→ **EXERCISE DIRECTIONS**: From the entries below, copy each line in which the word "false" occurs.

→ **SUPPLIED ENTRIES**:

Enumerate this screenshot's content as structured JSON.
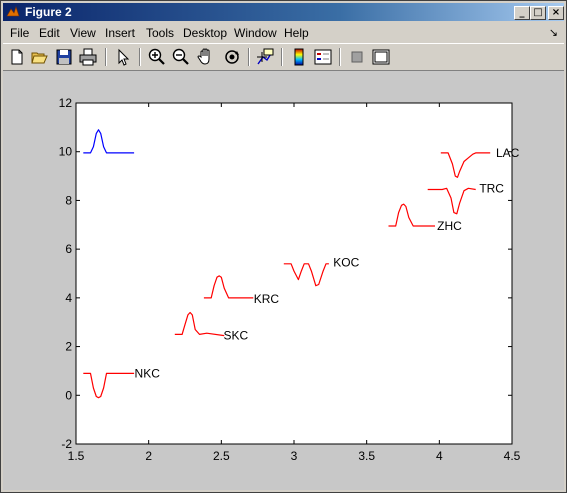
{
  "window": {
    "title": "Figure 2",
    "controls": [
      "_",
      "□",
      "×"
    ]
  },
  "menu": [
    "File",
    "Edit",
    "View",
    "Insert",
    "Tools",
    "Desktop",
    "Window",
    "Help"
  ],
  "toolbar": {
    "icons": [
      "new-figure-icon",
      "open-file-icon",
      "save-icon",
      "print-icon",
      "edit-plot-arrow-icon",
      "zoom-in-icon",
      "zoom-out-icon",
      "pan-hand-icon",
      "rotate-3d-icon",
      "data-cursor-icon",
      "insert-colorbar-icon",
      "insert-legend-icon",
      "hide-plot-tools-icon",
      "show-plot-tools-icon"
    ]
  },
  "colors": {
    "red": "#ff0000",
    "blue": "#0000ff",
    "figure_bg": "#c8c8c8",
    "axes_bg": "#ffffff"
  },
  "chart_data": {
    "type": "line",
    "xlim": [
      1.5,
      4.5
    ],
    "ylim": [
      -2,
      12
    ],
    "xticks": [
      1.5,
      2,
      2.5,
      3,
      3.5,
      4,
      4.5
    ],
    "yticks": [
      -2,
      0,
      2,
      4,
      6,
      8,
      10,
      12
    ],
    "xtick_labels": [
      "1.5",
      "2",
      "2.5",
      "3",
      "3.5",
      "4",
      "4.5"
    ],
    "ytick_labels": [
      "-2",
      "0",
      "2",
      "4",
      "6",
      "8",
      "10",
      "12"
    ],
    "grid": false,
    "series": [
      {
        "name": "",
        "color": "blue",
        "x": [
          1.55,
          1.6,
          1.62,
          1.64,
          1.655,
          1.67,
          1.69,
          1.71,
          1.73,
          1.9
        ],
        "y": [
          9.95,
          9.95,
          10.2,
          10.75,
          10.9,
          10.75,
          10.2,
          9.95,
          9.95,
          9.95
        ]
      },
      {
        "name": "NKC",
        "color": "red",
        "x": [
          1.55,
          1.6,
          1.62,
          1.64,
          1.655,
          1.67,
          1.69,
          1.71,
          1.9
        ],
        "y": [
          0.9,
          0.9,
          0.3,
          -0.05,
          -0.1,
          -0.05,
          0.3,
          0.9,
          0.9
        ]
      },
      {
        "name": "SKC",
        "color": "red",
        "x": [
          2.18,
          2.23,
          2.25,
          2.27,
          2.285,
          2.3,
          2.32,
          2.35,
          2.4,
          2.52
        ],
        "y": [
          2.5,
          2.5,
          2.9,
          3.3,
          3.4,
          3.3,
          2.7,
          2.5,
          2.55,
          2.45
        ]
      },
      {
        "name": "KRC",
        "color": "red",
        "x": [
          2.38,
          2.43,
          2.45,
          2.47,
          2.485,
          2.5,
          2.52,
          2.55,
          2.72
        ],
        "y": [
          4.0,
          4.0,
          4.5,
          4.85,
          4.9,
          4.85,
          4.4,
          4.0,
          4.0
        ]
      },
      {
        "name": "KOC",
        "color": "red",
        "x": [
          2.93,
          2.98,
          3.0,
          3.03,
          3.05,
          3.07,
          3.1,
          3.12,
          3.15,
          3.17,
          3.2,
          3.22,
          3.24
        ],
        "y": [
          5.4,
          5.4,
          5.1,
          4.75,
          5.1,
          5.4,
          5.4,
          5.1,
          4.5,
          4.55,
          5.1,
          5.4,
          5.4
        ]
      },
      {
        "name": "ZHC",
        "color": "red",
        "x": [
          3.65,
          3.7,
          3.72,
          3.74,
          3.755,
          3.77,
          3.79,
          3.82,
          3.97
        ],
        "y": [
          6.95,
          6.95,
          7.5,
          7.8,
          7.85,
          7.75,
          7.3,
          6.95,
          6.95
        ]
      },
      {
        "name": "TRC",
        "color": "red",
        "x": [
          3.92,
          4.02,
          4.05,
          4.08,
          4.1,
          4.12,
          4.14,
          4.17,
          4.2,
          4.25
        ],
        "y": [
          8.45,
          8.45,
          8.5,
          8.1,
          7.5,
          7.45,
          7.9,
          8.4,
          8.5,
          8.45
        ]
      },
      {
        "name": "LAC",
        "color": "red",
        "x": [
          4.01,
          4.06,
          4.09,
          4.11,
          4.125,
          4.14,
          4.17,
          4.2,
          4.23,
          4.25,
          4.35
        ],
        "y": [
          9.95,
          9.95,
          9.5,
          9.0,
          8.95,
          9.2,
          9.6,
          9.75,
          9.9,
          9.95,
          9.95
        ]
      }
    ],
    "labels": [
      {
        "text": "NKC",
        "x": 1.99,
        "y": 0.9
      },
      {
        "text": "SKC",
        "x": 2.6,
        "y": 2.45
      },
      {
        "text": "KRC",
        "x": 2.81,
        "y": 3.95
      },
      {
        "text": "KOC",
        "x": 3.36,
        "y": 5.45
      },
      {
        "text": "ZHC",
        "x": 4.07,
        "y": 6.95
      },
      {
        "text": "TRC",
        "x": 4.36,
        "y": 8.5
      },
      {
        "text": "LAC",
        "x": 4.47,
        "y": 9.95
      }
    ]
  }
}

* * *

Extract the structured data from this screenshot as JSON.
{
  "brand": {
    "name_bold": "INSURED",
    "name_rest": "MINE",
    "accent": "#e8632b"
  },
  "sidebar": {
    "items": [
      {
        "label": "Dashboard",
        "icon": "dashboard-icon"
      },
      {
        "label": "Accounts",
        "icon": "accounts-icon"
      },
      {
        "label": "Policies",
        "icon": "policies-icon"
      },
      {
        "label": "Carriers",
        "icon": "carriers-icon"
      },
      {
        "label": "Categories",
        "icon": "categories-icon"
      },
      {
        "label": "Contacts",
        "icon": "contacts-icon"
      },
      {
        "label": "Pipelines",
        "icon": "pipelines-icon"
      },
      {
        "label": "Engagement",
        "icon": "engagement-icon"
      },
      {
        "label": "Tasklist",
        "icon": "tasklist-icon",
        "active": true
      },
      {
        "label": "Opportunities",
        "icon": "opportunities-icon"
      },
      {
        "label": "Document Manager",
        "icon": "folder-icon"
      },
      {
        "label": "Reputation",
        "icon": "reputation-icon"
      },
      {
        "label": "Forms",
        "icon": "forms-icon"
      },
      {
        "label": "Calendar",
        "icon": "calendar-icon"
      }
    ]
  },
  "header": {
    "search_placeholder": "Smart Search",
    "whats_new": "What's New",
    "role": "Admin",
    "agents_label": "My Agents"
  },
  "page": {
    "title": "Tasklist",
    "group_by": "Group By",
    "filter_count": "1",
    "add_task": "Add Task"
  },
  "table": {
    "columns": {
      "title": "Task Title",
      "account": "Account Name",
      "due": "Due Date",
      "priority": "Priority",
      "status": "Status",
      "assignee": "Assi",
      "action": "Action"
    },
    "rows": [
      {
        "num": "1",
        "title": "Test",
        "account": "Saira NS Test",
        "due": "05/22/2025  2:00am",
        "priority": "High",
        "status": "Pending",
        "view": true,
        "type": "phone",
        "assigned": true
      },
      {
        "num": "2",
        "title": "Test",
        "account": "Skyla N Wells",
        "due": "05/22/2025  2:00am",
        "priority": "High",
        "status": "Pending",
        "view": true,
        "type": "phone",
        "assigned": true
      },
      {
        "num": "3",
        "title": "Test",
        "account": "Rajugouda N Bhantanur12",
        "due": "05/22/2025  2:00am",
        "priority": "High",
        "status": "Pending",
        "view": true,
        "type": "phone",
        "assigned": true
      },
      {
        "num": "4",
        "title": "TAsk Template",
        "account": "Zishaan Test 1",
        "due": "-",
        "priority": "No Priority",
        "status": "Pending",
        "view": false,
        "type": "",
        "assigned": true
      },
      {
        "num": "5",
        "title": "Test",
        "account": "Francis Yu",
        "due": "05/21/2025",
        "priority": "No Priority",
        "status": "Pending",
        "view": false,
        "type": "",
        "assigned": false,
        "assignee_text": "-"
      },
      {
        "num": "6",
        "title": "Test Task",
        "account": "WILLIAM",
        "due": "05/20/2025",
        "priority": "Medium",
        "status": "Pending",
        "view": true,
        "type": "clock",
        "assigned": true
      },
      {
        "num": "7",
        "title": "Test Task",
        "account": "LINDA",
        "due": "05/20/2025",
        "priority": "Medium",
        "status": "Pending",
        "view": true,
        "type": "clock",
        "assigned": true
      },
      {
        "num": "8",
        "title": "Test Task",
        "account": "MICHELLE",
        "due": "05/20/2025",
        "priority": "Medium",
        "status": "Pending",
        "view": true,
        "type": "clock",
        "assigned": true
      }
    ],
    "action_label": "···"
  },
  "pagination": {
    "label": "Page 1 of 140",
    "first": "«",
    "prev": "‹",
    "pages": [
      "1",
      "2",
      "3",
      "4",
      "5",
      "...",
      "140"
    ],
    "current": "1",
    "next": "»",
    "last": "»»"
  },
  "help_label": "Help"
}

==

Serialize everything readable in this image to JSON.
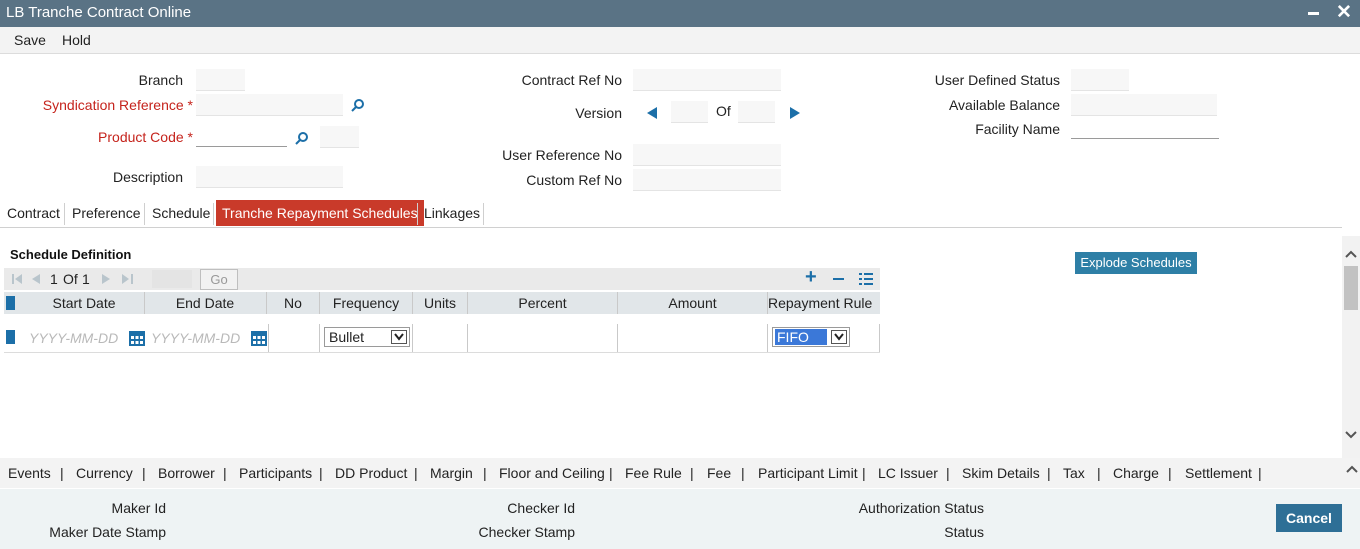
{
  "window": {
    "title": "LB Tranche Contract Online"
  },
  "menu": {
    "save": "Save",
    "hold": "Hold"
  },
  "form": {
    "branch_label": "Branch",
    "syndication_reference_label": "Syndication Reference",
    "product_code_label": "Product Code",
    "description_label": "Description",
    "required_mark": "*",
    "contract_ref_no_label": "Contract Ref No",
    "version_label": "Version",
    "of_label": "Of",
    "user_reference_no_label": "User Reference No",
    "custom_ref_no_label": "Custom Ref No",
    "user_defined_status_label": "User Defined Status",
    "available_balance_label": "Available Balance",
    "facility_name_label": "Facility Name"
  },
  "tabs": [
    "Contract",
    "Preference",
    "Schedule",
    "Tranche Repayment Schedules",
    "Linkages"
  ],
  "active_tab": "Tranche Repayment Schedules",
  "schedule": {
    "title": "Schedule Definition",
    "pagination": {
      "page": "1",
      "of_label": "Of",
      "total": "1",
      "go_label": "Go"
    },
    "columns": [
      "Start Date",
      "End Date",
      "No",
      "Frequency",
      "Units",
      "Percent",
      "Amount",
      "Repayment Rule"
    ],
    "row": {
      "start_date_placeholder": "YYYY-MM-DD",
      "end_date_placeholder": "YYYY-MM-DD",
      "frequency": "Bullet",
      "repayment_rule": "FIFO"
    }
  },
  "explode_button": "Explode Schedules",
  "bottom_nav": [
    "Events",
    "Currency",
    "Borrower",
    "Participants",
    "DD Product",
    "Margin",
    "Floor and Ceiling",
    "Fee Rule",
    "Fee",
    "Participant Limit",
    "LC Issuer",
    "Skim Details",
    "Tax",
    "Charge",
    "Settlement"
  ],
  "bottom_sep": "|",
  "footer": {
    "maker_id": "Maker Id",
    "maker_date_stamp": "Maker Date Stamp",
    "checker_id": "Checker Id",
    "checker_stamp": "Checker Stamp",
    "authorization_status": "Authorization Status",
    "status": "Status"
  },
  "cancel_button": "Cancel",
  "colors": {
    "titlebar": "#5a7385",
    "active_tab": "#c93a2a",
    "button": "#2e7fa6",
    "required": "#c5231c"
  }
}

→ **ANSWER**:
    "grid": false,
        "view": false,
        "view": false,
        "assigned": false,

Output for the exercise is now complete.